→ Exercise aim:
Every line below containing the word "applications" should be found and copied.

%%

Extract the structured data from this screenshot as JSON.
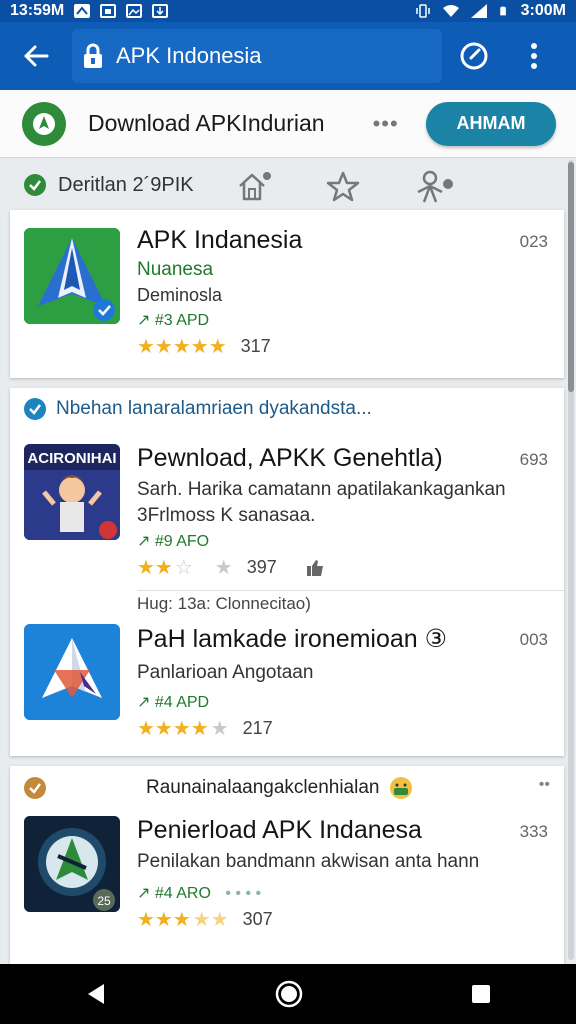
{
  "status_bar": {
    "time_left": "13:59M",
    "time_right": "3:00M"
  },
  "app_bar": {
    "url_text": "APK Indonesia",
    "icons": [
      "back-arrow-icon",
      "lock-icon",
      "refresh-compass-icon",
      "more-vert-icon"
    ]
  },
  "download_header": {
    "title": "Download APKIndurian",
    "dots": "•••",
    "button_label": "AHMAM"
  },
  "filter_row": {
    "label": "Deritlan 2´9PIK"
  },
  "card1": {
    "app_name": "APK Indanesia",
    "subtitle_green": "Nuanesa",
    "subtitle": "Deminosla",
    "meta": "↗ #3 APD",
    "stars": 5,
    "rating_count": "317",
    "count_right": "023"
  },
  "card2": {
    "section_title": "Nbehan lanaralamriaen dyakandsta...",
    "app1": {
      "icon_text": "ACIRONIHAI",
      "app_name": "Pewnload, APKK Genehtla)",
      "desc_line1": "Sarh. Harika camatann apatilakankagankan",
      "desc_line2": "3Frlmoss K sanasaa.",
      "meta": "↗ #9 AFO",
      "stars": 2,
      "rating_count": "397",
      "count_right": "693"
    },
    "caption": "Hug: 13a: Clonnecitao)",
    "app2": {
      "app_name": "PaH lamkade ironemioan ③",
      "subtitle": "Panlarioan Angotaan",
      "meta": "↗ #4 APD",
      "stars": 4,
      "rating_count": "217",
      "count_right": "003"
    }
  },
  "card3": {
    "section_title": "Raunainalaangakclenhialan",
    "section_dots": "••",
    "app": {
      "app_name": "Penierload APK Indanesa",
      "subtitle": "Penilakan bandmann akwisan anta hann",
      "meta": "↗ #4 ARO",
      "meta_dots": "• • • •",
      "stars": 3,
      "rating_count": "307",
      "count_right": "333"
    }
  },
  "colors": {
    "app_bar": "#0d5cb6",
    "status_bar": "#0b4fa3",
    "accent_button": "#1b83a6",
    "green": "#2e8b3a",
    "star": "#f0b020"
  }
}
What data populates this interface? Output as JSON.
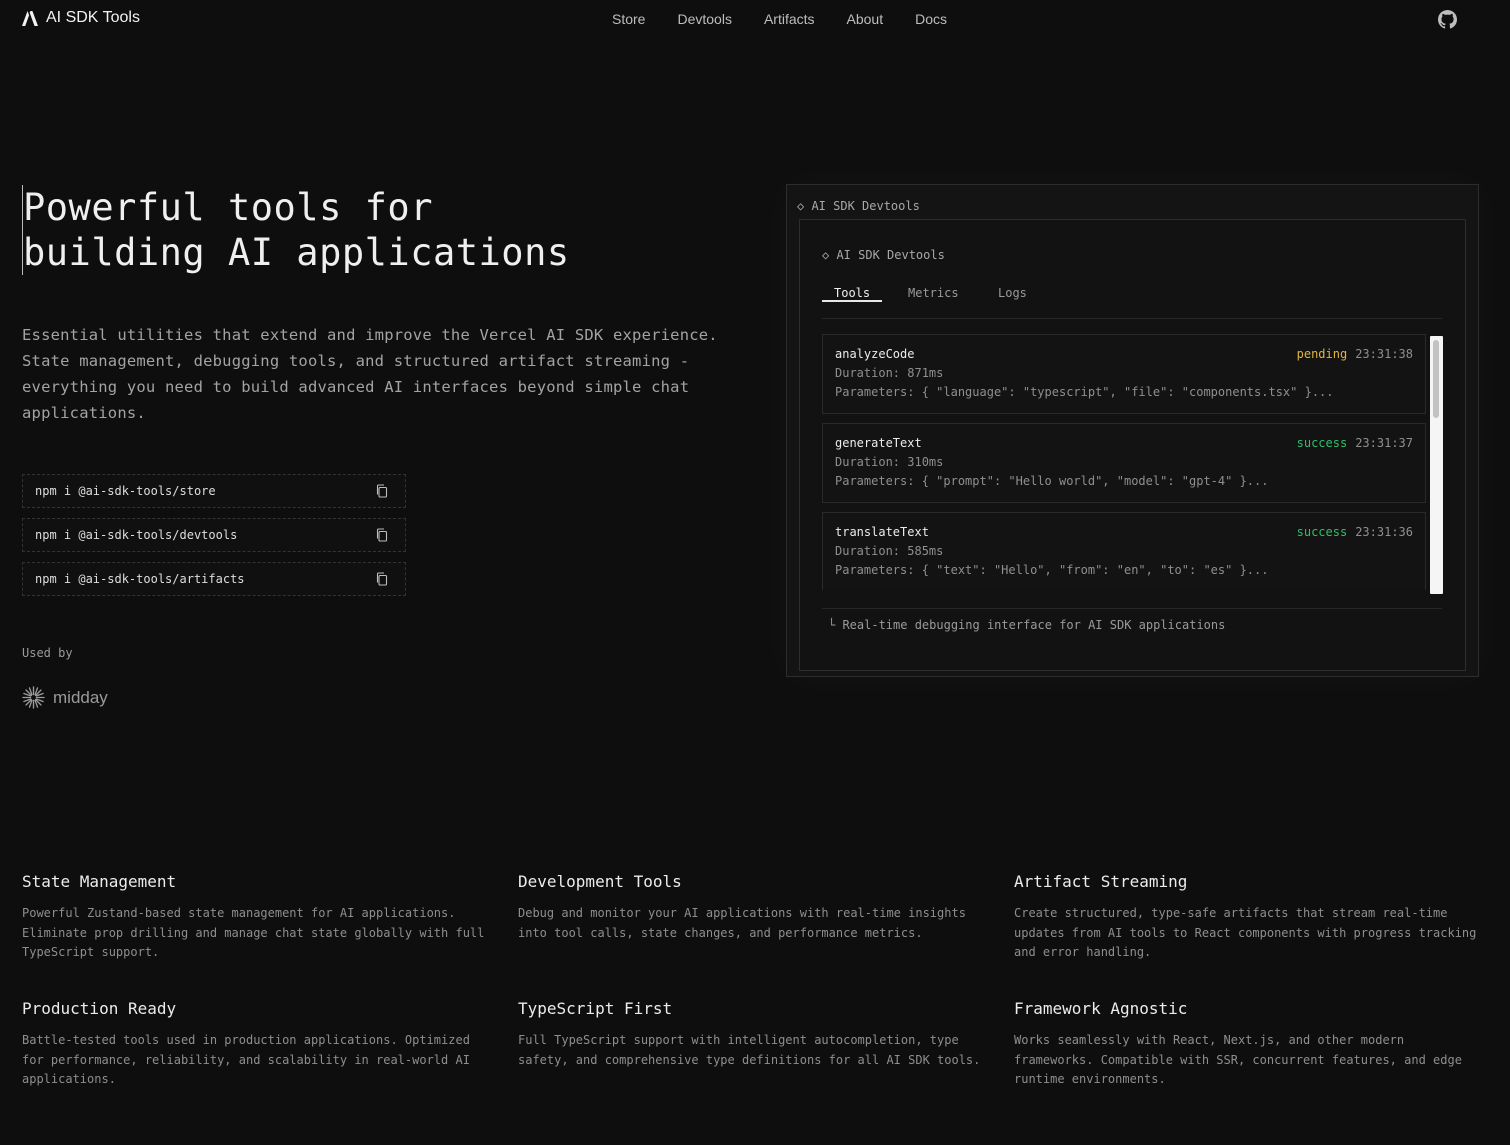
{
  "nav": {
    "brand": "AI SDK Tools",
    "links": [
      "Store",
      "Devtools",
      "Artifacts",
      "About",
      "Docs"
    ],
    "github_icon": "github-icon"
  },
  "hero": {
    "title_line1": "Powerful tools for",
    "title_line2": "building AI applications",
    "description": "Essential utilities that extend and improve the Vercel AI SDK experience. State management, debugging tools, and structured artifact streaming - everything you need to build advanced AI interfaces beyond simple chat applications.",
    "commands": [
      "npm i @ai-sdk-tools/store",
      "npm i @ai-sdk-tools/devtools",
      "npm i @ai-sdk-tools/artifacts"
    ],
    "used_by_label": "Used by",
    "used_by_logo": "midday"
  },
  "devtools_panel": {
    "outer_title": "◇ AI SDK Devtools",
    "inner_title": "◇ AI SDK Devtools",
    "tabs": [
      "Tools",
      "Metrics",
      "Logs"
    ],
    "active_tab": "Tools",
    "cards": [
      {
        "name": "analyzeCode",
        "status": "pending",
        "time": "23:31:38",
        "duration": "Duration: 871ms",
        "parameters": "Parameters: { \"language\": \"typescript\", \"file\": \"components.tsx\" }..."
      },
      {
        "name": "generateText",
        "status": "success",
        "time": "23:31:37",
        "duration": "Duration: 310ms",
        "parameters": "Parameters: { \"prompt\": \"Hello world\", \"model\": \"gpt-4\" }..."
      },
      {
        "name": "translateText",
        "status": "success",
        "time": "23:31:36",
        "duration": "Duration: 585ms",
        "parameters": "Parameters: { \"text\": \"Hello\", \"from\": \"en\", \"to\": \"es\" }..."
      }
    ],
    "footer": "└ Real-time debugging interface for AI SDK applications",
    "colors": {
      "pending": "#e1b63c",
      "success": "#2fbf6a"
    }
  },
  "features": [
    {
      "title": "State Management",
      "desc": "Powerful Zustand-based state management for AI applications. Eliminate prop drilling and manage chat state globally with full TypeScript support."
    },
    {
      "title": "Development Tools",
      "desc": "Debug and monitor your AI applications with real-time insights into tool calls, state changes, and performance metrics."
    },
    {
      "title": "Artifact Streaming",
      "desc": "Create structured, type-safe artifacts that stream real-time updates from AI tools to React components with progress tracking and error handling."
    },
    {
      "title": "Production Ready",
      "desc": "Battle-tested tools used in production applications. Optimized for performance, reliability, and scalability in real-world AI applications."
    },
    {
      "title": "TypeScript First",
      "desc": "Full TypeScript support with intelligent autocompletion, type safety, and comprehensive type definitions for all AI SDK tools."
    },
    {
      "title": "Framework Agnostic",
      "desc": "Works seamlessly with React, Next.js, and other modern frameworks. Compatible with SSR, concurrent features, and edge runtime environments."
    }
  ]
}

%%

→ Response for this exercise:
    "title_line2": "building AI applications",
    "description": "Essential utilities that extend and improve the Vercel AI SDK experience. State management, debugging tools, and structured artifact streaming - everything you need to build advanced AI interfaces beyond simple chat applications.",
    "footer": "└ Real-time debugging interface for AI SDK applications",
      "desc": "Powerful Zustand-based state management for AI applications. Eliminate prop drilling and manage chat state globally with full TypeScript support."
      "desc": "Debug and monitor your AI applications with real-time insights into tool calls, state changes, and performance metrics."
      "desc": "Battle-tested tools used in production applications. Optimized for performance, reliability, and scalability in real-world AI applications."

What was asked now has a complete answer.